■ Task instructions
Filter the data for lines with the word "Vitry", then copy every line so identified.

■ Data about app and page elements
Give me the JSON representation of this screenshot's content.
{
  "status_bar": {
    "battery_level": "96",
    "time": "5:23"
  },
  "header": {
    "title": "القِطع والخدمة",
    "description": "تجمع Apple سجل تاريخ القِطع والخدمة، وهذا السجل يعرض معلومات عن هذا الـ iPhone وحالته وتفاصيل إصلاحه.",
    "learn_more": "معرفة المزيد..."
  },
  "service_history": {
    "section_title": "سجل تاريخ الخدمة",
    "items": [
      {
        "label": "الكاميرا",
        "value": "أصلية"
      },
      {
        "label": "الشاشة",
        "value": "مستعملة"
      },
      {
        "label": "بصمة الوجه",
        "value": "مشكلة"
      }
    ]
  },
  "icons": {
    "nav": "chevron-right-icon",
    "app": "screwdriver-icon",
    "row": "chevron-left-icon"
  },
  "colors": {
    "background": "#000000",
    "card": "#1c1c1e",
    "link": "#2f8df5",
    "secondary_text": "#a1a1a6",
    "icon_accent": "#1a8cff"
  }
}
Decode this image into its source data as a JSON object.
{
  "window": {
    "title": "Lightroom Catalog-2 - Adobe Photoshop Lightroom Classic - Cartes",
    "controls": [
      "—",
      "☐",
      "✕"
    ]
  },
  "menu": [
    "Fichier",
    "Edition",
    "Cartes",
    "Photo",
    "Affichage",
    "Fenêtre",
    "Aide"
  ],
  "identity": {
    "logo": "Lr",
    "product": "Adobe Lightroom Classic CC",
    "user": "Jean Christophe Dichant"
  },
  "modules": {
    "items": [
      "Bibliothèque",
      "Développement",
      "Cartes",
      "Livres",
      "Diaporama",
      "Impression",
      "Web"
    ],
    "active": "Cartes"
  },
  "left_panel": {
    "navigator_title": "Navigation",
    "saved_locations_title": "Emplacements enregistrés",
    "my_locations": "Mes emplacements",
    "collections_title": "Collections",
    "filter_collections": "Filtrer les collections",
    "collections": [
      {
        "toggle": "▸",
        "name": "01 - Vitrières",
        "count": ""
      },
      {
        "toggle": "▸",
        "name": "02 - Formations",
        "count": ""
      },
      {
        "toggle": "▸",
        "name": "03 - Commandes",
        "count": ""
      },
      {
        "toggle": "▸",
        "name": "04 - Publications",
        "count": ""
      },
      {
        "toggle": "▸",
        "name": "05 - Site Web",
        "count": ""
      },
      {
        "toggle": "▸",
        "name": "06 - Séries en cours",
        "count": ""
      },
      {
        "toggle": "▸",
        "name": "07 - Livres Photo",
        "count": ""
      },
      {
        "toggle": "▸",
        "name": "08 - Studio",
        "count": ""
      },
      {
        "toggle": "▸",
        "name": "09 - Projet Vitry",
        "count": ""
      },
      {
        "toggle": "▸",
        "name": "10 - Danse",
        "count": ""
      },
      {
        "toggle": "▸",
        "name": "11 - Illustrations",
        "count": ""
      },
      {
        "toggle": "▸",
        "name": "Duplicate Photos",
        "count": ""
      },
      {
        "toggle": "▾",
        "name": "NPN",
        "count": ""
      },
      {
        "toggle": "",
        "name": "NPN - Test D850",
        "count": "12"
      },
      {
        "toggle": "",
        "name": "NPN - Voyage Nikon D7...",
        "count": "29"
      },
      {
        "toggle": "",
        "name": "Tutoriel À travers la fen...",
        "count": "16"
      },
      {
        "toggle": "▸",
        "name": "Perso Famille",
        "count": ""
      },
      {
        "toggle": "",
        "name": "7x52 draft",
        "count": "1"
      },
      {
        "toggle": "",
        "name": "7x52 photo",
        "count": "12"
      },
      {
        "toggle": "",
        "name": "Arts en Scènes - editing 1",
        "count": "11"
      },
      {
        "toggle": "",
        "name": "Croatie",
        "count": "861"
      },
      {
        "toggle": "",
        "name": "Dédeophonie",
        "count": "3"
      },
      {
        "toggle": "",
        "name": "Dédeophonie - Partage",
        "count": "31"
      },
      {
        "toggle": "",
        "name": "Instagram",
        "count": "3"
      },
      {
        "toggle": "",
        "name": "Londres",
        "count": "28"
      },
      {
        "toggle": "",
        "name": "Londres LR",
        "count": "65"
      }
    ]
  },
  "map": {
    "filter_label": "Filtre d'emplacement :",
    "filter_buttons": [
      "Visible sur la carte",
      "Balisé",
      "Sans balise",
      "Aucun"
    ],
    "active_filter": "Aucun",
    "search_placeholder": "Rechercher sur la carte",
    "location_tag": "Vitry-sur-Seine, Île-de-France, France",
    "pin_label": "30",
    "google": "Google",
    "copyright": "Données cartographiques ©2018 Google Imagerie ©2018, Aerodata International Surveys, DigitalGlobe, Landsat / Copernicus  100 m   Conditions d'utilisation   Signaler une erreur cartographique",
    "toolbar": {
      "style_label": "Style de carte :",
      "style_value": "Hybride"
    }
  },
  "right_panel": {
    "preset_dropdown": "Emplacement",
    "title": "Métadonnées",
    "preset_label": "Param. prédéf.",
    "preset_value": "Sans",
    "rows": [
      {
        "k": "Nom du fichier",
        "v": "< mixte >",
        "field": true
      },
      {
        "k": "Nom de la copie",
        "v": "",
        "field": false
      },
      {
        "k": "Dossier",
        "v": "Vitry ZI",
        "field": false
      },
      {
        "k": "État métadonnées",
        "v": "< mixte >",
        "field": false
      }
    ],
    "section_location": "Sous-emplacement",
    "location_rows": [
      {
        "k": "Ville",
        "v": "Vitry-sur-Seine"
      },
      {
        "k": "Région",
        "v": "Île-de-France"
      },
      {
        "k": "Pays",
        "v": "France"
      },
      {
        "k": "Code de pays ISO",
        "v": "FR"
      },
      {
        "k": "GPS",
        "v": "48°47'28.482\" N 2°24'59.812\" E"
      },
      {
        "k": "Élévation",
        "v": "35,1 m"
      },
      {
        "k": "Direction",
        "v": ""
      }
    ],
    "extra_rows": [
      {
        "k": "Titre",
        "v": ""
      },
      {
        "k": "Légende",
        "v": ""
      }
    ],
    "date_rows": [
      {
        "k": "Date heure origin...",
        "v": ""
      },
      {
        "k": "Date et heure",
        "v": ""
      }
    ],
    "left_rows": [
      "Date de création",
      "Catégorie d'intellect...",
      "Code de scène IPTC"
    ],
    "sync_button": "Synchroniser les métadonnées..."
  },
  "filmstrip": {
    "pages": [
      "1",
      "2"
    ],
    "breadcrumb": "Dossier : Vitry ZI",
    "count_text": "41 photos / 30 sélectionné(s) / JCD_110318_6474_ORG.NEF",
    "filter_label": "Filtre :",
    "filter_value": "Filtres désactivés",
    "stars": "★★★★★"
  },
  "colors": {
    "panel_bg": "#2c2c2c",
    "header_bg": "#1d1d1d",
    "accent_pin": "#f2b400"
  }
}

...

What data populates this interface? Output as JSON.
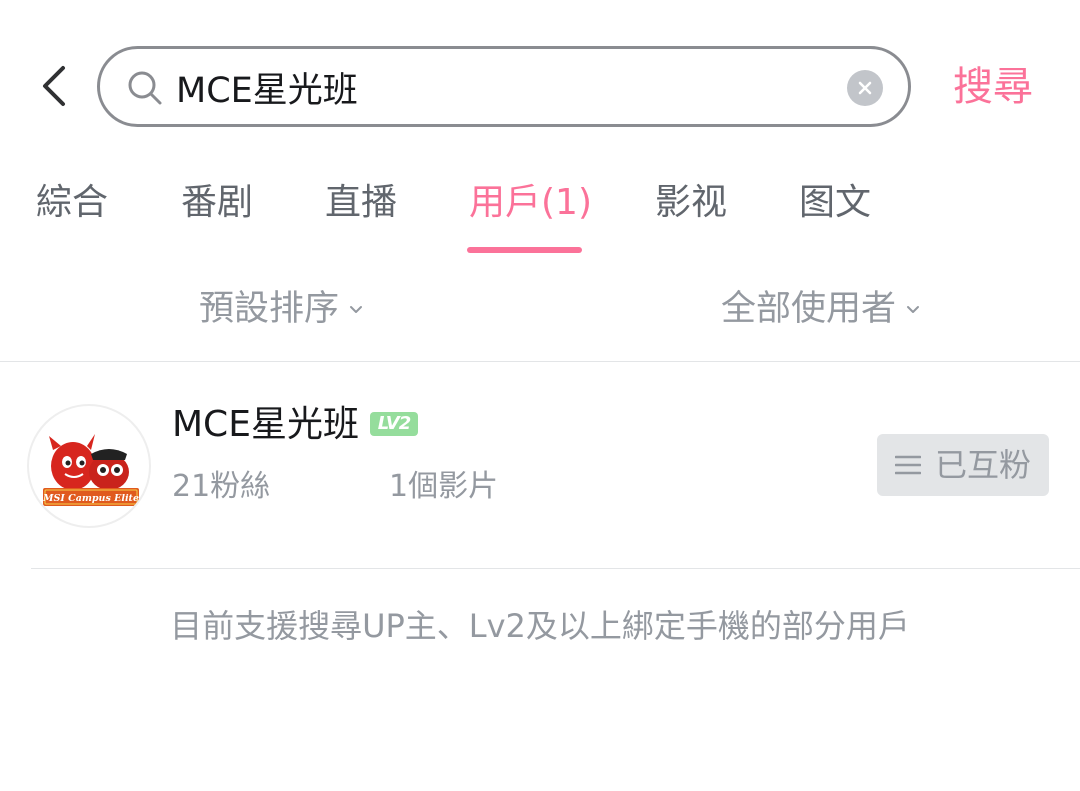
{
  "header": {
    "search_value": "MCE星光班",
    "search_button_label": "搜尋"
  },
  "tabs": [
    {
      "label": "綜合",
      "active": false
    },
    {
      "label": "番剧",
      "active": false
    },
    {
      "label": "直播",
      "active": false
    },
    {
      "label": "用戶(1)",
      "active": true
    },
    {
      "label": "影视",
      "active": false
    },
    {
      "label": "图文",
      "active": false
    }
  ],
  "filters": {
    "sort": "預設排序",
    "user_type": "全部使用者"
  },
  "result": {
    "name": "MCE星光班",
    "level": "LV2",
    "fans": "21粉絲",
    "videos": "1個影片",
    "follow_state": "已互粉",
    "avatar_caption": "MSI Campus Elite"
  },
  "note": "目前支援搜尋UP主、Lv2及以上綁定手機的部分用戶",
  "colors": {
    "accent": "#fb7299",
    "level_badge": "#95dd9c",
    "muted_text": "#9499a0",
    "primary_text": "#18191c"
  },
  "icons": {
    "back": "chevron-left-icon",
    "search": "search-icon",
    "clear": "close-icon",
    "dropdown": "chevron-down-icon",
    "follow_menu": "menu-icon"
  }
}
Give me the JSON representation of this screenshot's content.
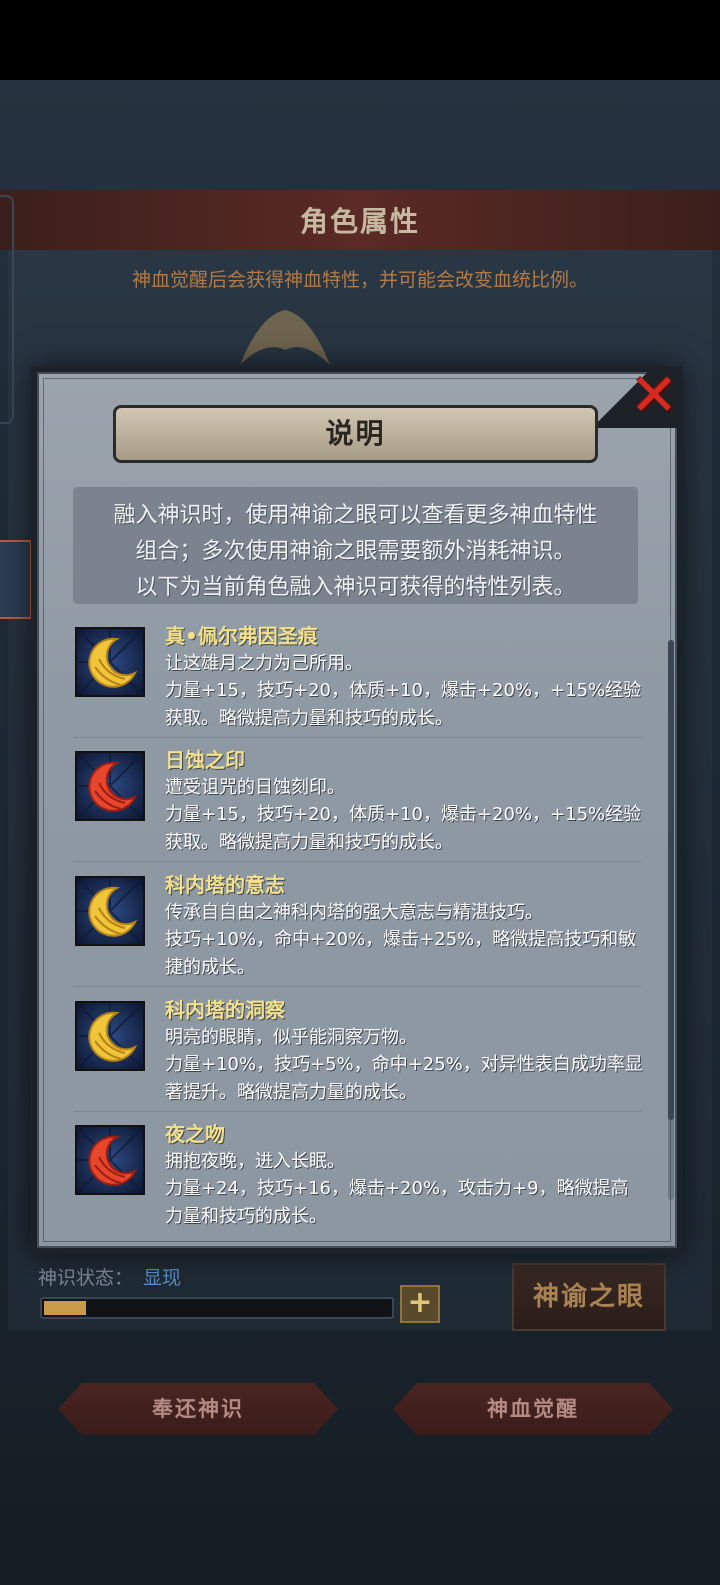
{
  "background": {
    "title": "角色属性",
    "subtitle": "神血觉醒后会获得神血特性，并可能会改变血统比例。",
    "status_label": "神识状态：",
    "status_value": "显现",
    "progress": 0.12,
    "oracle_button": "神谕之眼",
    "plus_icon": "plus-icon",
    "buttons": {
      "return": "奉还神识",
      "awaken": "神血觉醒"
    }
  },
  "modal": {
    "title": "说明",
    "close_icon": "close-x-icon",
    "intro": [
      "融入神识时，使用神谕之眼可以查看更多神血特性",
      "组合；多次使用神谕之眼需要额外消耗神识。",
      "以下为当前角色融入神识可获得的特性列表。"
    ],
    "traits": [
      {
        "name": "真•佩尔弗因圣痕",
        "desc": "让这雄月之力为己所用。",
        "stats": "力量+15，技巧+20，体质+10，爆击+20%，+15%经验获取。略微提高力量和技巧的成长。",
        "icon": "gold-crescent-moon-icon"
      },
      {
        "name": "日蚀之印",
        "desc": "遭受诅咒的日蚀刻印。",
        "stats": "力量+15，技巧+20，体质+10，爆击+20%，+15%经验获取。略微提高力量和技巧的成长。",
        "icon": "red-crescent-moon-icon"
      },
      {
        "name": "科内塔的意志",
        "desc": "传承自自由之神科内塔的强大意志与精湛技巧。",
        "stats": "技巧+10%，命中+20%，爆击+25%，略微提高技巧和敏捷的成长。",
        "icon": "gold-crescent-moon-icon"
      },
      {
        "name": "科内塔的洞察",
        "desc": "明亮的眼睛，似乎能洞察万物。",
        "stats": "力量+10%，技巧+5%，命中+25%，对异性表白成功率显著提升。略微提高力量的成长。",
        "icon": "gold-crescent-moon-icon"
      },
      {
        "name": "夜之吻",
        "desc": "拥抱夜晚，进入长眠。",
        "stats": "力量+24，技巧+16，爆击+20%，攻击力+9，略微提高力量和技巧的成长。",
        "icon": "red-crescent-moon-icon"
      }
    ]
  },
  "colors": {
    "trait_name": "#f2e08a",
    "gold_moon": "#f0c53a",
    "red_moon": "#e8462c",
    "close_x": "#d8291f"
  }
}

■ Written response
        "name": "09 - Projet Vitry",
    "location_tag": "Vitry-sur-Seine, Île-de-France, France",
        "v": "Vitry ZI",
        "v": "Vitry-sur-Seine"
    "breadcrumb": "Dossier : Vitry ZI",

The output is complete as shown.